Robert Leon Turner devoted 29 years of his life to education in Dallas County. Turner, who also chaired the committee that wrote the original charter for the city of Carrollton, served as superintendent of the Carrollton-Farmers Branch ISD from 1945 until his death in 1962. Built in 1959, the school served as a junior high for three years until 1962, when all of the district’s high school students were moved to the newly named R. L. Turner High School The former Carrollton High School then officially became known as DeWitt Perry Junior High School.
Newman Smith High School
Originally opened in 1975 as a school for eighth and ninth graders living in the northern section of the district. The school is named for former district superintendent Newman Smith. Smith served as superintendent from 1962 until his retirement in 1976. The school’s theatre is named in honor of Smith’s wife, Pauline. Newman Smith High School graduated its first class in 1979. Prior to the opening of Newman Smith High School, all high school students in the district attended R. L. Turner.
Early College High School
The Early College High School (ECHS) is housed on the Brookhaven College campus. Early College opened in 2006 and became the district’s fifth high school. The Early College High School is a part of the Texas High School Project. ECHS students have the opportunity to earn an associate degree from Brookhaven College while earning a high school diploma.
Marie Huie Center
The Center is named for Marie Huie the district’s first coordinator of Special Education. She began her career in 1961 as a speech therapist. She served as principal of McLaughlin and Rosemeade Elementary Schools. Mrs. Huie retired from the district in 1990.
Kelly Pre-Kindergarten Center

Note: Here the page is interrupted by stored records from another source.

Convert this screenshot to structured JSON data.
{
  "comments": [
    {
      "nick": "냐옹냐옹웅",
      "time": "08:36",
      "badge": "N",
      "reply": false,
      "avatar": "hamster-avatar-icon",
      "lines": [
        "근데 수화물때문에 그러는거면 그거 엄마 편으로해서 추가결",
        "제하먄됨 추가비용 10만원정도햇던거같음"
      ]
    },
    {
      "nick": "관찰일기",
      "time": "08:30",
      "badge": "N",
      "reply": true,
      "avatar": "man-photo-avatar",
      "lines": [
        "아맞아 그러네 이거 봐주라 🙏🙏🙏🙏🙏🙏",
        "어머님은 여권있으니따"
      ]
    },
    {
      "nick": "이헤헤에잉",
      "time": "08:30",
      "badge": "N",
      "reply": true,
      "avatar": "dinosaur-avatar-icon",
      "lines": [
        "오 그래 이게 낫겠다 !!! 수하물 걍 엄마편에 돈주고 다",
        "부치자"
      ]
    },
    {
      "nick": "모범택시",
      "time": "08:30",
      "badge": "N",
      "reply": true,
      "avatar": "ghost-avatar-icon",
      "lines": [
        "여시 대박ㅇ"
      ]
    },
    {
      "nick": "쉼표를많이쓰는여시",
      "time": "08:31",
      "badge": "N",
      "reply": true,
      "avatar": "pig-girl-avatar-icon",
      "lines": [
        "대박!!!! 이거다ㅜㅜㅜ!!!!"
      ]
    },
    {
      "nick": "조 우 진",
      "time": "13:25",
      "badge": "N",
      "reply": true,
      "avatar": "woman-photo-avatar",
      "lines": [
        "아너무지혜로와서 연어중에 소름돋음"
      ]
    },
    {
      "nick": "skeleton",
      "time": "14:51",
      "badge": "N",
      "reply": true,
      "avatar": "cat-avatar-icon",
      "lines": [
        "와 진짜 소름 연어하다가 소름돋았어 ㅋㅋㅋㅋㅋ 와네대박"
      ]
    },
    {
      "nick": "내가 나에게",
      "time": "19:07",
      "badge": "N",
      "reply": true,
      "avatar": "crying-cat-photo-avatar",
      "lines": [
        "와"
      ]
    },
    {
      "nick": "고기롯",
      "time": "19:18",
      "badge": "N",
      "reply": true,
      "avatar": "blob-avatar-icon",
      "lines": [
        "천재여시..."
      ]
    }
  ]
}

The Kelly Pre-Kindergarten Center opened in 2007. The Kelly Pre-Kindergarten Center also houses the Child Development Academy for the children of district employees and the offices of the district’s After-School Programs. From 2007 until the end of the 2011-2012 school year, the center served pre-kindergarten and special education students from across the district as well. After the district returned its pre-kindergarten program back to a full-day program to the half-day state-funded program in 2009-2010, the district began returning pre-kindergarteners to their home elementary schools.
Bea Salazar School
Named in honor of Bea Salazar, the school is an alternative education school. Ms. Salazar founded the non-profit organization Bea’s Kids in June 1990. She has been recognized on the state and national levels for her volunteer services.
Mary Grimes Education Center
In fall 1976, the district opened the Valley View Learning Center, an alternative school providing individualized education for students identified as dropouts or potential dropouts. From 1976 to 1989, the center was housed in the former Farmers Branch Elementary School building on Valley View Lane. When a new facility was built in 1989 on Hutton Drive in Carrollton, the center was named in honor of Mary Woodworth Grimes. Mrs. Grimes was a C-FB ISD educator for 25 years and is considered the matriarch of the district’s special education program. She began teaching at the Farmers Branch Elementary on Valley View Lane in 1954. Because of her interest in helping children with learning disabilities, she completed additional university classes and became an educational diagnostician in 1970. She gave support to the Valley View Learning Center staff from 1976 until retirement in 1980. After the Mary Grimes Center opened in 1989, “Miss Mary” was a frequent guest at the center and was always surrounded by students until her death in 1998.